4.   Section 1597.531, as it read at the times relevant to this case, provided that:“(a) All family day care homes for children shall either maintain in force liability insurance covering injury to clients and guests in the amount of at least [ ]$100,000[ ] per occurrence and [ ]$300,000[ ] in the total annual aggregate, sustained on account of the negligence of the licensee or its employees, or a bond in the aggregate amount of [ ]$300,000[ ].  In lieu of the liability insurance or the bond, the family day care home may maintain a file of affidavits signed by each parent with a child enrolled in the home which meets the requirements of this subdivision.   The affidavit shall state that the parent has been informed that the family day care home does not carry liability insurance or a bond according to standards established by the state.   These affidavits shall be on a form provided by [DSS] and shall be reviewed at each licensing inspection.“(b) [DSS] shall initiate proceedings to revoke the license of any family day care home that is out of compliance with this section.”Section 1597.531 was amended in 1990 to add provisions for homes located on premises owned by someone other than the provider and to delete the requirement of former subdivision (b) that DSS initiate license revocation proceedings when a family day care home is out of compliance with this section.  (Stats.1990, ch. 1050, § 1 [Sen. Bill No. 2293].)
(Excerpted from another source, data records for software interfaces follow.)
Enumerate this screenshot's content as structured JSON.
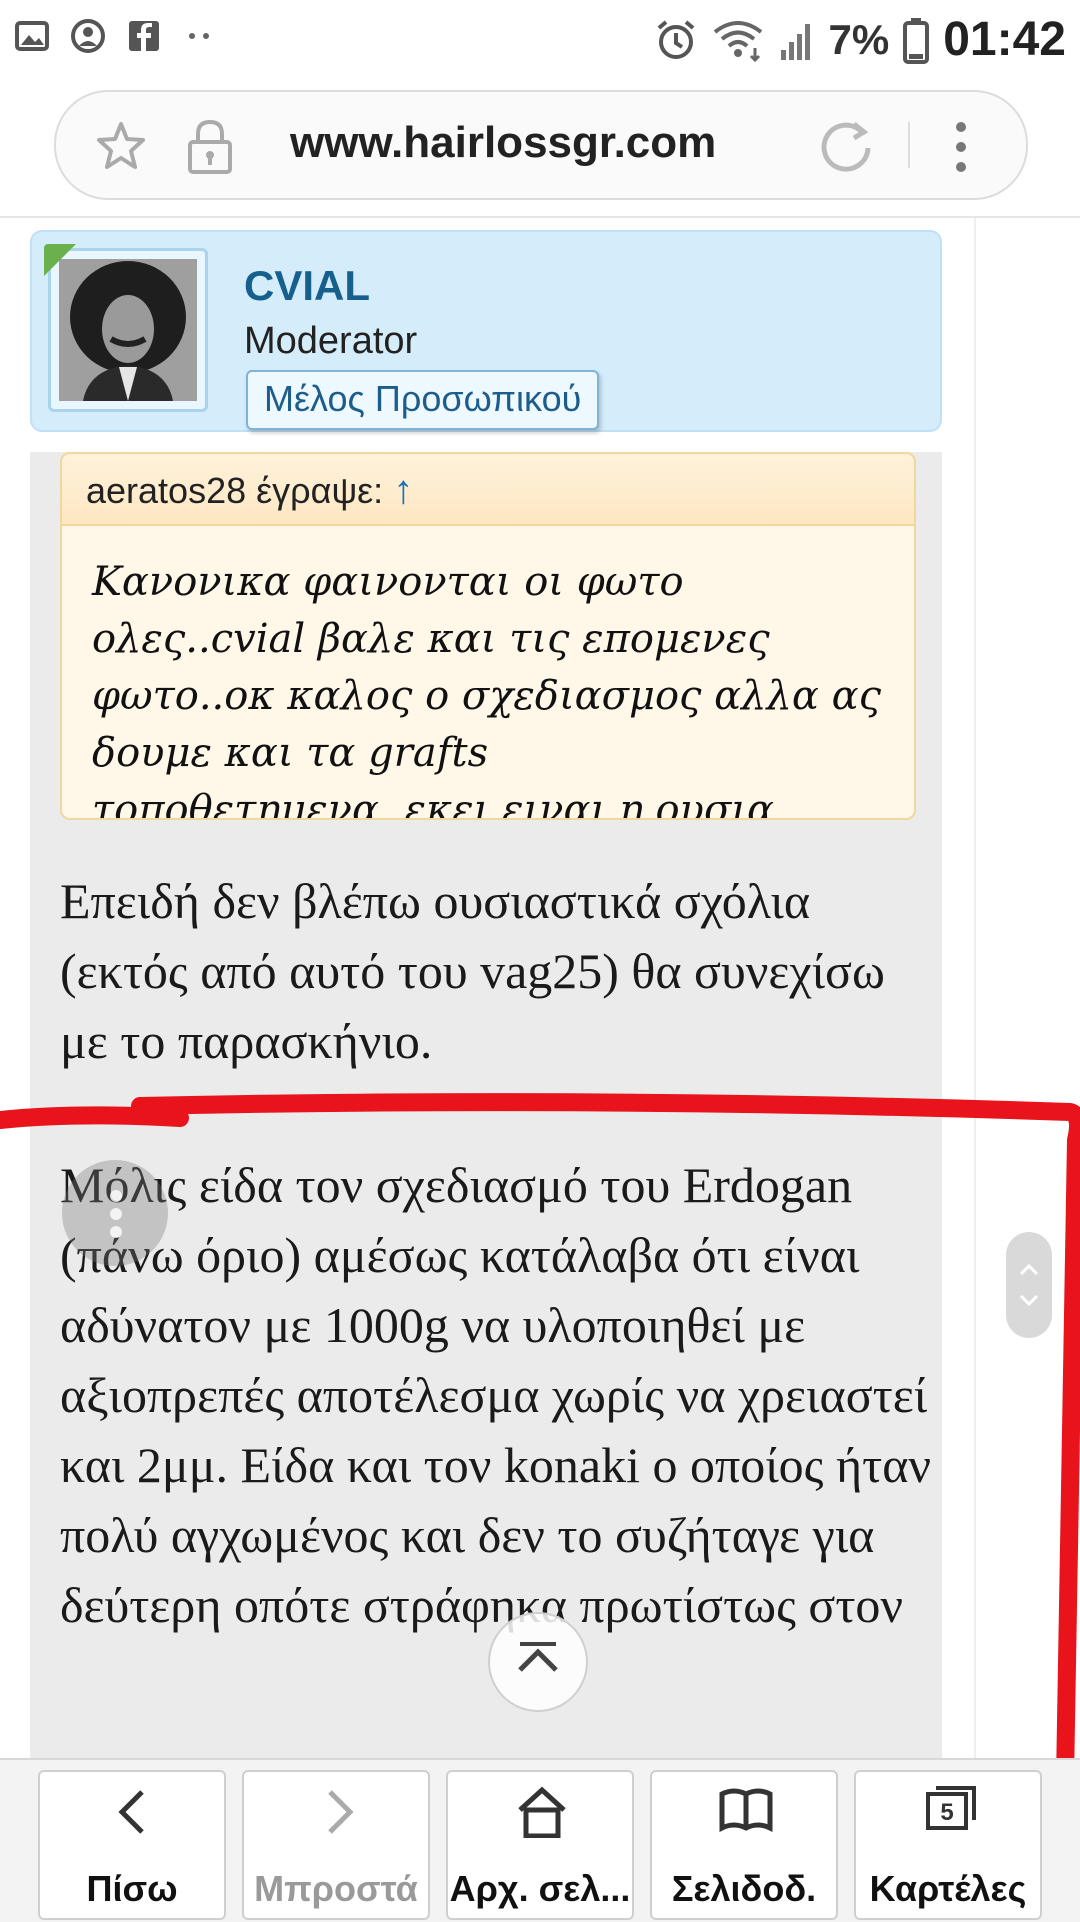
{
  "status_bar": {
    "battery_percent": "7%",
    "time": "01:42",
    "left_icons": [
      "image-icon",
      "account-circle-icon",
      "facebook-icon",
      "more-notifications-icon"
    ],
    "right_icons": [
      "alarm-icon",
      "wifi-icon",
      "signal-icon",
      "battery-icon"
    ]
  },
  "address_bar": {
    "url": "www.hairlossgr.com"
  },
  "post": {
    "author": {
      "username": "CVIAL",
      "title": "Moderator",
      "badge": "Μέλος Προσωπικού",
      "online": true
    },
    "quote": {
      "author_label": "aeratos28 έγραψε:",
      "arrow": "↑",
      "text": "Κανονικα φαινονται οι φωτο ολες..cvial βαλε και τις επομενες φωτο..οκ καλος ο σχεδιασμος αλλα ας δουμε και τα grafts τοποθετημενα..εκει ειναι η ουσια"
    },
    "paragraphs": [
      "Επειδή δεν βλέπω ουσιαστικά σχόλια (εκτός από αυτό του vag25) θα συνεχίσω με το παρασκήνιο.",
      "Μόλις είδα τον σχεδιασμό του Erdogan (πάνω όριο) αμέσως κατάλαβα ότι είναι αδύνατον με 1000g να υλοποιηθεί με αξιοπρεπές αποτέλεσμα χωρίς να χρειαστεί και 2μμ. Είδα και τον konaki ο οποίος ήταν πολύ αγχωμένος και δεν το συζήταγε για δεύτερη οπότε στράφηκα πρωτίστως στον"
    ]
  },
  "annotation": {
    "color": "#e8131b"
  },
  "bottom_nav": {
    "back": "Πίσω",
    "forward": "Μπροστά",
    "home": "Αρχ. σελ...",
    "bookmarks": "Σελιδοδ.",
    "tabs": "Καρτέλες",
    "tabs_count": "5"
  }
}
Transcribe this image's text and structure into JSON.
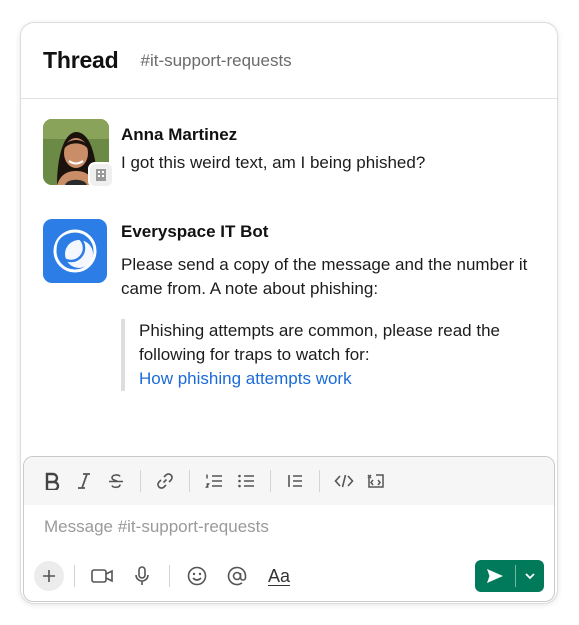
{
  "header": {
    "title": "Thread",
    "channel": "#it-support-requests"
  },
  "messages": [
    {
      "sender": "Anna Martinez",
      "text": "I got this weird text, am I being phished?",
      "avatar": "user-photo",
      "badge_icon": "building-icon"
    },
    {
      "sender": "Everyspace IT Bot",
      "text": "Please send a copy of the message and the number it came from. A note about phishing:",
      "avatar": "bot-logo",
      "quote": {
        "text": "Phishing attempts are common, please read the following for traps to watch for:",
        "link": "How phishing attempts work"
      }
    }
  ],
  "composer": {
    "placeholder": "Message #it-support-requests",
    "value": "",
    "format_tools": [
      "bold-icon",
      "italic-icon",
      "strikethrough-icon",
      "link-icon",
      "ordered-list-icon",
      "bullet-list-icon",
      "blockquote-icon",
      "code-icon",
      "code-block-icon"
    ],
    "bottom_tools": [
      "plus-icon",
      "video-icon",
      "microphone-icon",
      "emoji-icon",
      "mention-icon",
      "text-format-icon"
    ],
    "format_label": "Aa"
  },
  "colors": {
    "send": "#007a5a",
    "link": "#1a6bd8",
    "bot_avatar": "#2c7de6"
  }
}
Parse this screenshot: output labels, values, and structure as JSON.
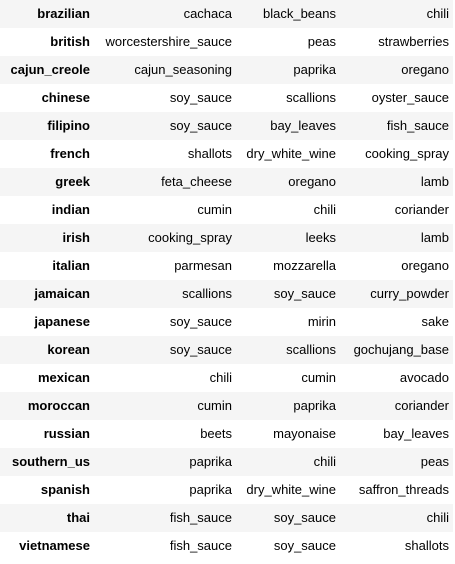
{
  "rows": [
    {
      "cuisine": "brazilian",
      "ingredients": [
        "cachaca",
        "black_beans",
        "chili"
      ]
    },
    {
      "cuisine": "british",
      "ingredients": [
        "worcestershire_sauce",
        "peas",
        "strawberries"
      ]
    },
    {
      "cuisine": "cajun_creole",
      "ingredients": [
        "cajun_seasoning",
        "paprika",
        "oregano"
      ]
    },
    {
      "cuisine": "chinese",
      "ingredients": [
        "soy_sauce",
        "scallions",
        "oyster_sauce"
      ]
    },
    {
      "cuisine": "filipino",
      "ingredients": [
        "soy_sauce",
        "bay_leaves",
        "fish_sauce"
      ]
    },
    {
      "cuisine": "french",
      "ingredients": [
        "shallots",
        "dry_white_wine",
        "cooking_spray"
      ]
    },
    {
      "cuisine": "greek",
      "ingredients": [
        "feta_cheese",
        "oregano",
        "lamb"
      ]
    },
    {
      "cuisine": "indian",
      "ingredients": [
        "cumin",
        "chili",
        "coriander"
      ]
    },
    {
      "cuisine": "irish",
      "ingredients": [
        "cooking_spray",
        "leeks",
        "lamb"
      ]
    },
    {
      "cuisine": "italian",
      "ingredients": [
        "parmesan",
        "mozzarella",
        "oregano"
      ]
    },
    {
      "cuisine": "jamaican",
      "ingredients": [
        "scallions",
        "soy_sauce",
        "curry_powder"
      ]
    },
    {
      "cuisine": "japanese",
      "ingredients": [
        "soy_sauce",
        "mirin",
        "sake"
      ]
    },
    {
      "cuisine": "korean",
      "ingredients": [
        "soy_sauce",
        "scallions",
        "gochujang_base"
      ]
    },
    {
      "cuisine": "mexican",
      "ingredients": [
        "chili",
        "cumin",
        "avocado"
      ]
    },
    {
      "cuisine": "moroccan",
      "ingredients": [
        "cumin",
        "paprika",
        "coriander"
      ]
    },
    {
      "cuisine": "russian",
      "ingredients": [
        "beets",
        "mayonaise",
        "bay_leaves"
      ]
    },
    {
      "cuisine": "southern_us",
      "ingredients": [
        "paprika",
        "chili",
        "peas"
      ]
    },
    {
      "cuisine": "spanish",
      "ingredients": [
        "paprika",
        "dry_white_wine",
        "saffron_threads"
      ]
    },
    {
      "cuisine": "thai",
      "ingredients": [
        "fish_sauce",
        "soy_sauce",
        "chili"
      ]
    },
    {
      "cuisine": "vietnamese",
      "ingredients": [
        "fish_sauce",
        "soy_sauce",
        "shallots"
      ]
    }
  ]
}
5.   Section 818.6 of the Government Code provides, in its entirety, that:“A public entity is not liable for injury caused by its failure to make an inspection, or by reason of making an inadequate or negligent inspection, of any property, other than its property (as defined in subdivision (c) of Section 830), for the purpose of determining whether the property complies with or violates any enactment or contains or constitutes a hazard to health or safety.”

6.   The question whether a duty is “mandatory” arises because section 815.6 of the Government Code provides that “[w]here a public entity is under a mandatory duty imposed by an enactment that is designed to protect against the risk of a particular kind of injury, the public entity is liable for an injury of that kind proximately caused by its failure to discharge the duty unless the public entity establishes that it exercised reasonable diligence to discharge the duty.”   As will appear, this section overrides some, but not all, of the immunities granted to public entities.

7.   A “day care center” is any child day care facility other than a family day care home, and includes infant centers, preschools, and extended day care facilities.  (§ 1596.76.)

8.   A “family day care home” is a home which regularly provides care, protection and supervision of 12 or fewer children, in the provider's own home, for periods of less than 24 hours per day, while the parents or guardians are away.  (§ 1596.78.)

9.   Because we conclude that the distinction between “mandatory” and “discretionary” does not apply to the inspection immunity, we do not decide whether the directives of sections 1597.531 and 1597.55 are mandatory, nor do we address the issue whether section 1597.531, with its provision for the affidavit procedure in lieu of insurance coverage, is an enactment designed to protect against the risk of the particular injury suffered by Bijan within the meaning of section 815.6 of the Government Code.

 VOGEL, Associate Justice.

DEVICH, Acting P.J., and ORTEGA, J., concur.